How Much Do Doctors Make in the UK?
Doctors play a crucial role in society, providing medical care and expertise to ensure the health and well-being of individuals and communities. As highly skilled professionals, they undergo extensive education, training, and specialization to earn their qualifications. However, the question of how much doctors make in the UK remains a topic of interest and curiosity. In this article, we will explore the earning potential of doctors in the UK, along with some frequently asked questions related to their salaries.
The earning potential of doctors in the UK can vary depending on various factors such as experience, specialization, location, and type of employment. Generally, doctors in the UK earn a significant income compared to many other professions. The National Health Service (NHS) is the largest employer of doctors in the UK, and their salaries are determined by a structured pay scale system known as the NHS Agenda for Change.
The basic pay scale for doctors in training starts at around £28,000 per year at the foundation year one level and increases with each year of training. Junior doctors in specialty training can expect to earn between £32,000 to £49,000 per year, depending on their level of experience. As doctors progress into consultant roles, their salaries can range from £79,000 to over £100,000 per year. However, it’s important to note that additional payments can be earned through overtime, on-call allowances, and private practice.
Specialization also plays a significant role in determining doctors’ earning potential. Certain specialties, such as neurosurgery, cardiology, and radiology, tend to offer higher salaries due to the complexity and demand for their services. On the other hand, some specialties, like general practice, may have lower average salaries but can provide additional benefits such as flexible working hours.
Geographical location can also affect doctors’ salaries. London, being a high-cost area, often offers higher salaries compared to other regions in the UK. However, the cost of living and the availability of job opportunities should be taken into account when considering the impact of location on doctors’ earnings.
Now, let’s address some frequently asked questions related to doctors’ salaries in the UK:
1. Do doctors get paid more in private practice?
While doctors working in private practice can potentially earn higher incomes, it is important to note that the majority of doctors in the UK work within the NHS, where salaries are determined by the structured pay scale system.
2. Are there any bonuses or incentives for doctors in the UK?
Doctors may receive additional payments for on-call duties, overtime, and private practice.
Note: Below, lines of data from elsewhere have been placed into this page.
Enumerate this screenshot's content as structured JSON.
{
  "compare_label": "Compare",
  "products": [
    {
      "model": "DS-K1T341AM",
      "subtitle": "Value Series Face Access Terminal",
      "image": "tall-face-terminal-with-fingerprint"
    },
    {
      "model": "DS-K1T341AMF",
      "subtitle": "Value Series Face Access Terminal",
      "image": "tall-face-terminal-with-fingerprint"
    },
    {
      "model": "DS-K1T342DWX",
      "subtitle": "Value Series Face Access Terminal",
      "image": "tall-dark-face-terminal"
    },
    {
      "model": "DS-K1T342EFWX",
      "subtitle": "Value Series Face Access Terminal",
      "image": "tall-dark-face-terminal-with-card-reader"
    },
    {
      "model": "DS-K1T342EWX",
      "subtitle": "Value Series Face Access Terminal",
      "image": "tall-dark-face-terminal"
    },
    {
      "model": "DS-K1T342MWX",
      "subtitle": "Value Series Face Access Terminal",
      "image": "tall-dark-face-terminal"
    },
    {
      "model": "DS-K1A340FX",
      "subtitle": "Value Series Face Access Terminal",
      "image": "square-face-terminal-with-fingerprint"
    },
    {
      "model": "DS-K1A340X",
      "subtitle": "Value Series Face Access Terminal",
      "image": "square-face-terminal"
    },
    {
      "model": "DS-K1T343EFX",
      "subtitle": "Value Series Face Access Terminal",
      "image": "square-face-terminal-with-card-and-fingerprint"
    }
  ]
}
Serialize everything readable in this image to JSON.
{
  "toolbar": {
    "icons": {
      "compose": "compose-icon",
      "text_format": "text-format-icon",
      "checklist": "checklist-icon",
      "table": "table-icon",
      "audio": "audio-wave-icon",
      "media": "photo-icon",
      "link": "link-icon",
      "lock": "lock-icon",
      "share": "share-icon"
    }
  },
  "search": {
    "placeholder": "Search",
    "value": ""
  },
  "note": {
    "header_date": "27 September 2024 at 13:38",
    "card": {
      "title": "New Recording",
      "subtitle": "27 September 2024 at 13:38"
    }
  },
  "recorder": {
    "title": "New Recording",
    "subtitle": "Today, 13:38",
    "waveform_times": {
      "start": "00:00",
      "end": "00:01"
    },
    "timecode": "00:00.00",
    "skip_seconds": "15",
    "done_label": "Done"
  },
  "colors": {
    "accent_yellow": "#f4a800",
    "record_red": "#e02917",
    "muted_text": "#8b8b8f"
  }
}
Additionally, there are performance-related pay and clinical excellence awards available for consultants.
3. Can doctors earn extra income through research or teaching?
Yes, doctors can earn additional income through research projects, teaching positions, and publishing papers or books.
4. Do doctors’ salaries increase with experience?
Yes, doctors’ salaries generally increase with experience and progression through training and consultant levels.
5. Can doctors negotiate their salaries?
As the majority of doctors work within the NHS, their salaries are determined by the pay scale system and are not typically subject to individual negotiation.
6. Are there any differences in salaries between male and female doctors?
In recent years, efforts have been made to address the gender pay gap within the medical profession. However, studies have shown that female doctors still tend to earn less on average compared to their male counterparts.
7. Are there any tax implications for doctors’ salaries?
Like any other profession, doctors’ salaries are subject to income tax and national insurance contributions. The exact amount of tax paid depends on the individual’s income level and tax code.
In conclusion, doctors in the UK have the potential to earn a substantial income, which reflects their years of education, training, and dedication to their profession. While salaries can vary based on factors such as experience, specialization, location, and type of employment, being a doctor remains a financially rewarding career choice.